"The reason for us deciding to migrate to the cloud was fundamentally to do with the fact that we were starting to hit the edges as to what we could do, in terms of storage," Orme said. "We were starting to reach a point where we were spending a lot of time just maintaining the hardware and the equipment within the data centres that we had.

"That really then takes us away from the investments that we like to make, and the customer journeys, and the ability to innovate in the physical product space."

Orme notes that it was the personal touch that helped AWS win Photobox's business. "Just in terms of their support, in terms of their willingness to engage with us," he says. "I mean, they brought their CEO to meet us. It was a real sense of partnership that we were getting with them, and that made it a very straightforward choice for us."

The migration has gone smoothly, with the project on track to finish around five months ahead of schedule. However, there were some early teething problems.

"We found some constraints with the hardware devices that Amazon had given us," Orme said. But AWS quickly responded. "They worked around the clock with us, so night and day we were speaking to engineering teams in Seattle, at what must have been 4am their time. They changed their product roadmap in order to support us. Very quickly, within the space of three weeks, we got past that problem."

Squad goals

Photobox has recently moved into new offices in London, located at Herbal House in Clerkenwell. The office is open plan, with myriad meeting rooms and breakout spaces, structured around a spacious, central atrium. In the centre of the ground floor is a seating area facing a large screen. Orme says staff are encouraged to use this as a social space. He himself had brought two of his friends here at the weekend, and screenings of Game of Thrones and the Championship League will take place here on occasion after work.

The fluid boundaries between work and play also apply to the traditional segmenting of different departments, with the company recently adopting a DevOps approach to running the day to day business.

"Eight months ago, we completely re-imagined the operating model for the business," Orme said. "We moved to a squad model, which was a really big jump for us to make. The idea of a squad model is a squad of people who have very diverse skill sets, who would traditionally either sit in marketing, or software engineering, or testing, or infrastructure, or security, or commercial and pricing. Now, all working on one goal."

Squads are given a common goal, such as increasing traffic to the site.

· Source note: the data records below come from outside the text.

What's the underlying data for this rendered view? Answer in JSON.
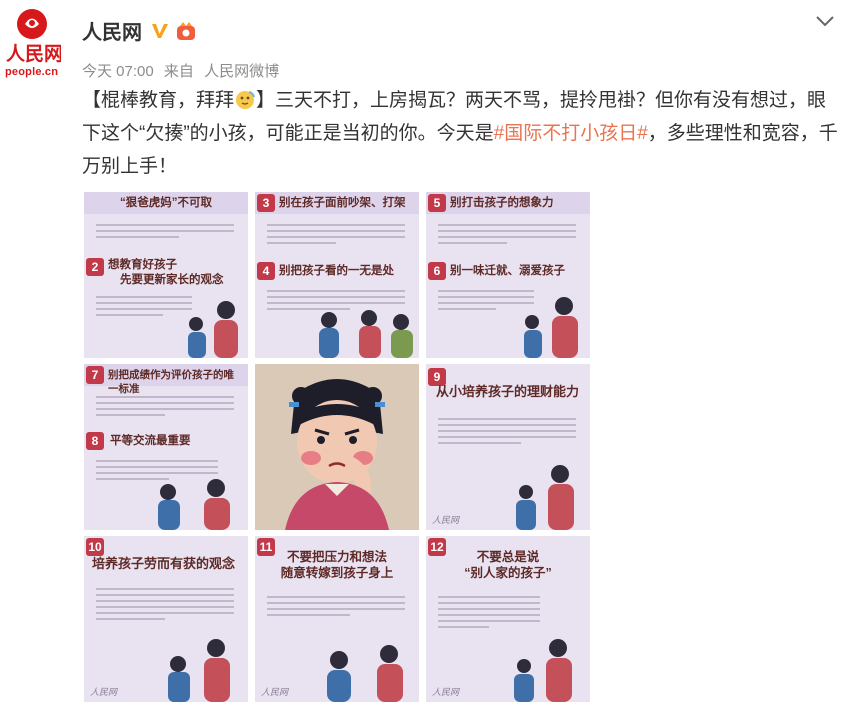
{
  "account": {
    "name": "人民网",
    "logo_text": "人民网",
    "logo_sub": "people.cn",
    "time": "今天 07:00",
    "source_prefix": "来自",
    "source": "人民网微博"
  },
  "post": {
    "p1": "【棍棒教育，拜拜",
    "p2": "】三天不打，上房揭瓦？两天不骂，提拎甩褂？但你有没有想过，眼下这个“欠揍”的小孩，可能正是当初的你。今天是",
    "hashtag": "#国际不打小孩日#",
    "p3": "，多些理性和宽容，千万别上手！"
  },
  "images": [
    {
      "title": "“狠爸虎妈”不可取",
      "num": "",
      "title2": "想教育好孩子",
      "title3": "先要更新家长的观念",
      "num2": "2"
    },
    {
      "title": "别在孩子面前吵架、打架",
      "num": "3",
      "title2": "别把孩子看的一无是处",
      "title3": "",
      "num2": "4"
    },
    {
      "title": "别打击孩子的想象力",
      "num": "5",
      "title2": "别一味迁就、溺爱孩子",
      "title3": "",
      "num2": "6"
    },
    {
      "title": "别把成绩作为评价孩子的唯一标准",
      "num": "7",
      "title2": "平等交流最重要",
      "title3": "",
      "num2": "8"
    },
    {
      "title": "",
      "num": "",
      "title2": "",
      "title3": "",
      "num2": ""
    },
    {
      "title": "从小培养孩子的理财能力",
      "num": "9",
      "title2": "",
      "title3": "",
      "num2": ""
    },
    {
      "title": "培养孩子劳而有获的观念",
      "num": "10",
      "title2": "",
      "title3": "",
      "num2": ""
    },
    {
      "title": "不要把压力和想法",
      "num": "11",
      "title2": "随意转嫁到孩子身上",
      "title3": "",
      "num2": ""
    },
    {
      "title": "不要总是说",
      "num": "12",
      "title2": "“别人家的孩子”",
      "title3": "",
      "num2": ""
    }
  ],
  "watermark": "人民网"
}
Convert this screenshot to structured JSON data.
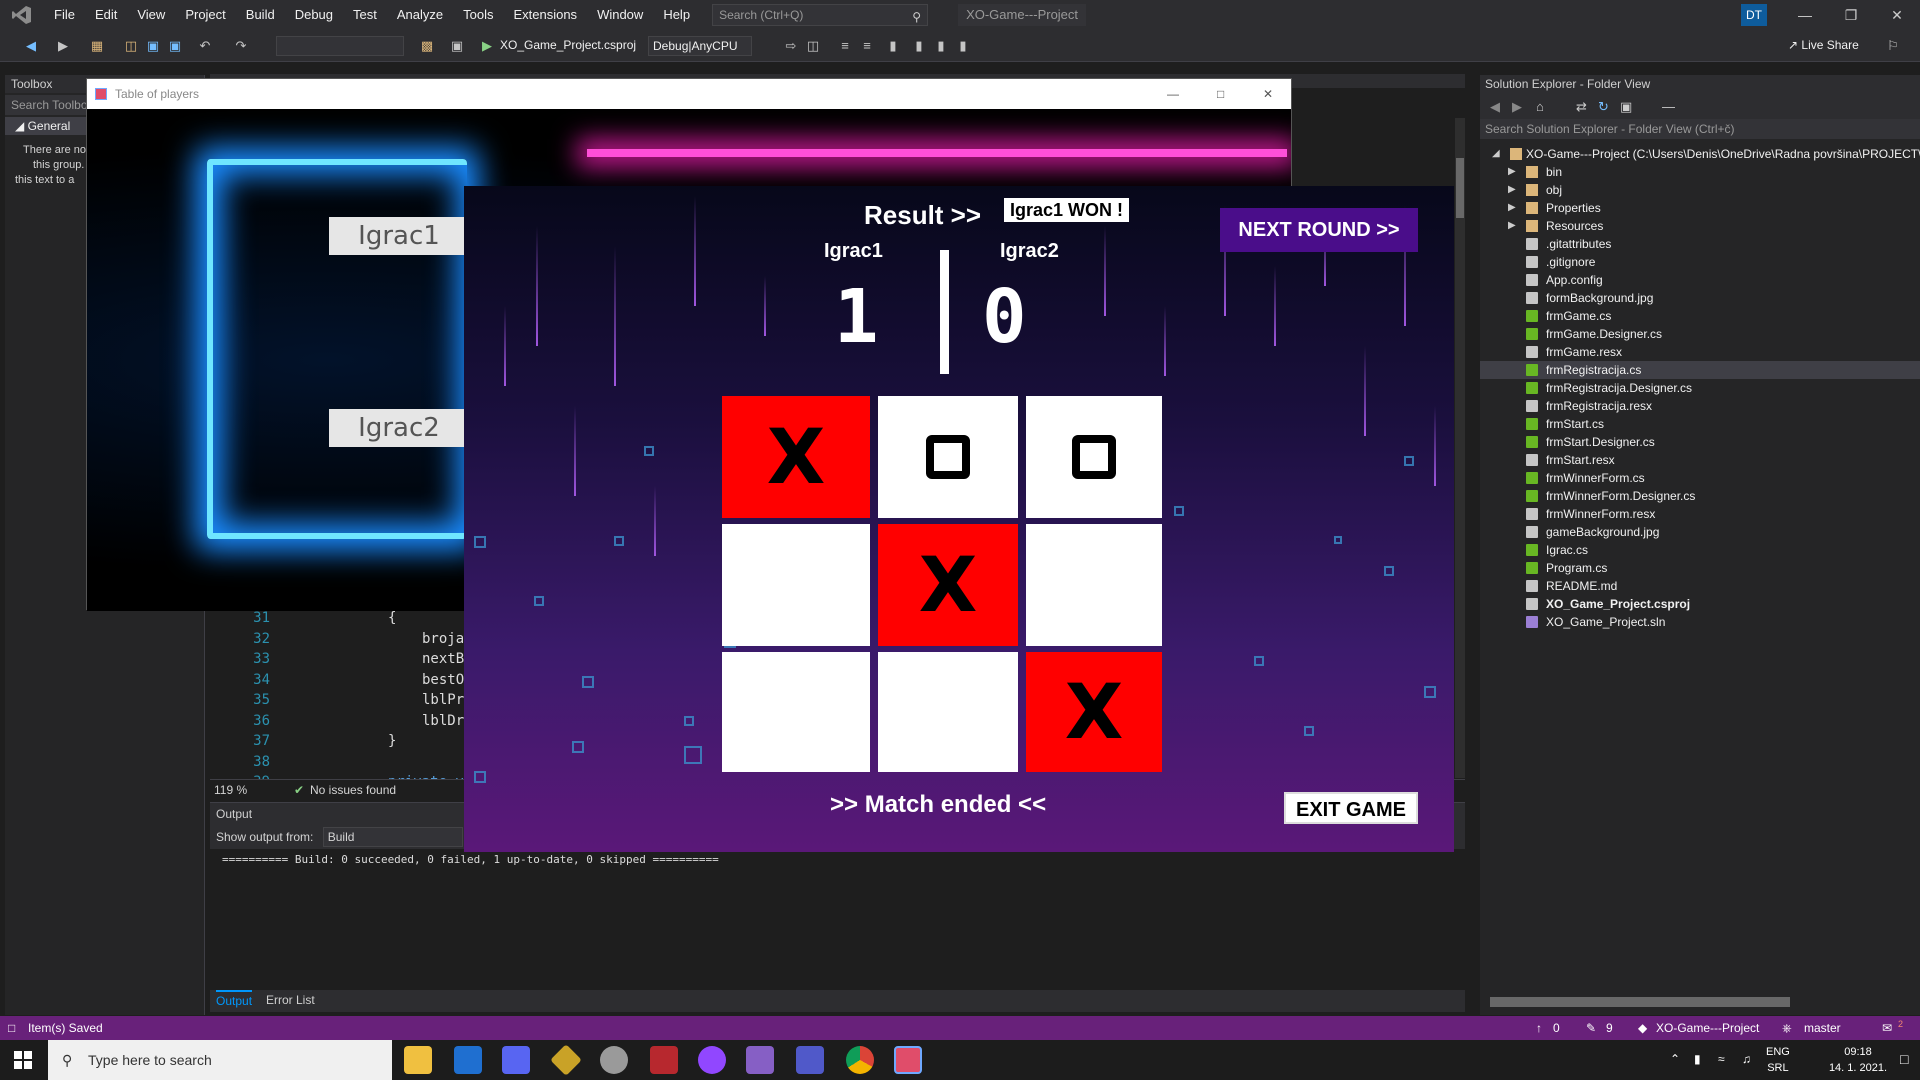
{
  "menu": {
    "items": [
      "File",
      "Edit",
      "View",
      "Project",
      "Build",
      "Debug",
      "Test",
      "Analyze",
      "Tools",
      "Extensions",
      "Window",
      "Help"
    ],
    "search_placeholder": "Search (Ctrl+Q)",
    "window_title": "XO-Game---Project",
    "user_initials": "DT"
  },
  "toolbar": {
    "project_combo": "XO_Game_Project.csproj",
    "config_combo": "Debug|AnyCPU",
    "live_share": "Live Share"
  },
  "toolbox": {
    "title": "Toolbox",
    "search_placeholder": "Search Toolbo",
    "group": "General",
    "empty_line1": "There are no",
    "empty_line2": "this group.",
    "empty_line3": "this text to a"
  },
  "editor": {
    "lines": [
      {
        "num": "31",
        "code": "{"
      },
      {
        "num": "32",
        "code": "broja"
      },
      {
        "num": "33",
        "code": "nextB"
      },
      {
        "num": "34",
        "code": "bestO"
      },
      {
        "num": "35",
        "code": "lblPr"
      },
      {
        "num": "36",
        "code": "lblDr"
      },
      {
        "num": "37",
        "code": "}"
      },
      {
        "num": "38",
        "code": ""
      },
      {
        "num": "39",
        "code": "private v"
      }
    ],
    "zoom": "119 %",
    "issues": "No issues found"
  },
  "output": {
    "title": "Output",
    "show_from_label": "Show output from:",
    "show_from_value": "Build",
    "text": "========== Build: 0 succeeded, 0 failed, 1 up-to-date, 0 skipped ==========",
    "tabs": [
      "Output",
      "Error List"
    ]
  },
  "solution": {
    "title": "Solution Explorer - Folder View",
    "search_placeholder": "Search Solution Explorer - Folder View (Ctrl+č)",
    "root": "XO-Game---Project (C:\\Users\\Denis\\OneDrive\\Radna površina\\PROJECT\\",
    "items": [
      {
        "label": "bin",
        "type": "folder"
      },
      {
        "label": "obj",
        "type": "folder"
      },
      {
        "label": "Properties",
        "type": "folder"
      },
      {
        "label": "Resources",
        "type": "folder"
      },
      {
        "label": ".gitattributes",
        "type": "file"
      },
      {
        "label": ".gitignore",
        "type": "file"
      },
      {
        "label": "App.config",
        "type": "config"
      },
      {
        "label": "formBackground.jpg",
        "type": "image"
      },
      {
        "label": "frmGame.cs",
        "type": "cs"
      },
      {
        "label": "frmGame.Designer.cs",
        "type": "cs"
      },
      {
        "label": "frmGame.resx",
        "type": "resx"
      },
      {
        "label": "frmRegistracija.cs",
        "type": "cs"
      },
      {
        "label": "frmRegistracija.Designer.cs",
        "type": "cs"
      },
      {
        "label": "frmRegistracija.resx",
        "type": "resx"
      },
      {
        "label": "frmStart.cs",
        "type": "cs"
      },
      {
        "label": "frmStart.Designer.cs",
        "type": "cs"
      },
      {
        "label": "frmStart.resx",
        "type": "resx"
      },
      {
        "label": "frmWinnerForm.cs",
        "type": "cs"
      },
      {
        "label": "frmWinnerForm.Designer.cs",
        "type": "cs"
      },
      {
        "label": "frmWinnerForm.resx",
        "type": "resx"
      },
      {
        "label": "gameBackground.jpg",
        "type": "image"
      },
      {
        "label": "Igrac.cs",
        "type": "cs"
      },
      {
        "label": "Program.cs",
        "type": "cs"
      },
      {
        "label": "README.md",
        "type": "md"
      },
      {
        "label": "XO_Game_Project.csproj",
        "type": "csproj"
      },
      {
        "label": "XO_Game_Project.sln",
        "type": "sln"
      }
    ]
  },
  "statusbar": {
    "left": "Item(s) Saved",
    "up_count": "0",
    "edit_count": "9",
    "repo": "XO-Game---Project",
    "branch": "master",
    "notif_count": "2"
  },
  "taskbar": {
    "search_placeholder": "Type here to search",
    "lang1": "ENG",
    "lang2": "SRL",
    "time": "09:18",
    "date": "14. 1. 2021."
  },
  "players_window": {
    "title": "Table of players",
    "player1": "Igrac1",
    "player2": "Igrac2"
  },
  "game": {
    "result_label": "Result >>",
    "result_value": "Igrac1 WON !",
    "next_round": "NEXT ROUND >>",
    "player1_name": "Igrac1",
    "player2_name": "Igrac2",
    "player1_score": "1",
    "player2_score": "0",
    "board": [
      "X",
      "O",
      "O",
      "",
      "X",
      "",
      "",
      "",
      "X"
    ],
    "winning_cells": [
      0,
      4,
      8
    ],
    "match_ended": ">> Match ended <<",
    "exit": "EXIT GAME"
  }
}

"All that they are measured on and supported on is, how do you get to the goal?" Orme said. "That is exciting and scary in equal measure, depending on what you're used to, but I think that creates an environment that allows us to bring the very best talent in. Because it's a challenge that says, okay, this isn't just about how good are you at writing code, or what's your experience within the infrastructure world, or how good are you at DevOps. It's about how much of a challenge you want, in terms of solving a problem - because any idea within the squad is a valid idea that the squad debates, so we've removed hierarchy to some degree."

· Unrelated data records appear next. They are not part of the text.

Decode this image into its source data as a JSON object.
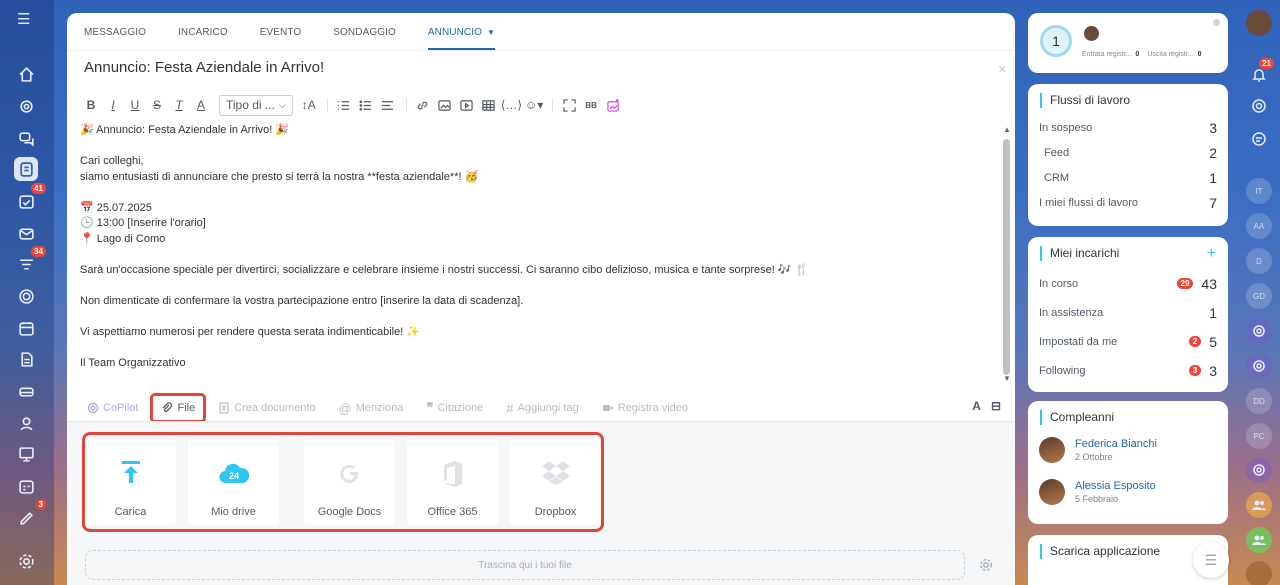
{
  "composer": {
    "tabs": [
      "MESSAGGIO",
      "INCARICO",
      "EVENTO",
      "SONDAGGIO",
      "ANNUNCIO"
    ],
    "active_tab": "ANNUNCIO",
    "title": "Annuncio: Festa Aziendale in Arrivo!",
    "toolbar": {
      "font_select": "Tipo di ...",
      "bbcode_label": "BB"
    },
    "editor_lines": [
      "🎉 Annuncio: Festa Aziendale in Arrivo! 🎉",
      "",
      "Cari colleghi,",
      "siamo entusiasti di annunciare che presto si terrà la nostra **festa aziendale**! 🥳",
      "",
      "📅 25.07.2025",
      "🕒 13:00 [Inserire l'orario]",
      "📍 Lago di Como",
      "",
      "Sarà un'occasione speciale per divertirci, socializzare e celebrare insieme i nostri successi. Ci saranno cibo delizioso, musica e tante sorprese! 🎶 🍴",
      "",
      "Non dimenticate di confermare la vostra partecipazione entro [inserire la data di scadenza].",
      "",
      "Vi aspettiamo numerosi per rendere questa serata indimenticabile! ✨",
      "",
      "Il Team Organizzativo"
    ],
    "bottom_actions": {
      "copilot": "CoPilot",
      "file": "File",
      "create_doc": "Crea documento",
      "mention": "Menziona",
      "quote": "Citazione",
      "tag": "Aggiungi tag",
      "video": "Registra video"
    },
    "upload_providers": [
      {
        "label": "Carica",
        "icon": "upload-icon"
      },
      {
        "label": "Mio drive",
        "icon": "cloud-drive-icon",
        "badge": "24"
      },
      {
        "label": "Google Docs",
        "icon": "google-icon"
      },
      {
        "label": "Office 365",
        "icon": "office-icon"
      },
      {
        "label": "Dropbox",
        "icon": "dropbox-icon"
      }
    ],
    "dropzone": "Trascina qui i tuoi file"
  },
  "right_panel": {
    "attendance": {
      "count": "1",
      "entry_label": "Entrata registr...",
      "entry_value": "0",
      "exit_label": "Uscita registr...",
      "exit_value": "0"
    },
    "workflows": {
      "title": "Flussi di lavoro",
      "rows": [
        {
          "label": "In sospeso",
          "value": "3"
        },
        {
          "label": "Feed",
          "value": "2"
        },
        {
          "label": "CRM",
          "value": "1"
        },
        {
          "label": "I miei flussi di lavoro",
          "value": "7"
        }
      ]
    },
    "tasks": {
      "title": "Miei incarichi",
      "plus": "+",
      "rows": [
        {
          "label": "In corso",
          "badge": "29",
          "value": "43"
        },
        {
          "label": "In assistenza",
          "badge": "",
          "value": "1"
        },
        {
          "label": "Impostati da me",
          "badge": "2",
          "value": "5"
        },
        {
          "label": "Following",
          "badge": "3",
          "value": "3"
        }
      ]
    },
    "birthdays": {
      "title": "Compleanni",
      "people": [
        {
          "name": "Federica Bianchi",
          "date": "2 Ottobre"
        },
        {
          "name": "Alessia Esposito",
          "date": "5 Febbraio"
        }
      ]
    },
    "apps": {
      "title": "Scarica applicazione"
    }
  },
  "left_sidebar": {
    "badges": {
      "tasks": "41",
      "feed": "34",
      "extra": "3"
    }
  },
  "right_sidebar": {
    "notifications": "21",
    "avatars": [
      "IT",
      "AA",
      "D",
      "GD",
      "DD",
      "PC"
    ]
  },
  "colors": {
    "accent": "#2066b0",
    "badge_red": "#f0453b",
    "highlight_box": "#e0463c",
    "card_line": "#2fc6f6"
  }
}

So far, the squad model is working well, with squads exceeding expectations. In the office there are spaces devoted to squad work, with their own breakout and whiteboarding areas. The squad model was first piloted within Photobox's sister brand, Moonpig, and resulted in £7 million in incremental revenue being made in the last financial year, as well as boosting employee engagement, the quality and speed of delivery of products.

Orme says that the squad model is one way to attract new talent, another is simply the engaging nature of Photobox's business.

"Number one, we as a group of brands have a fantastic customer proposition," Orme said. "We provide a service for our customers that has so much meaning for them. That when you go and tell somebody about it, they start to really light up themselves. They start to want to engage in that. So for a mission statement, as a group of companies, that was a big tick, right? In terms of going out and finding people, and saying, 'Hey, do you want to come and join us on this journey?'"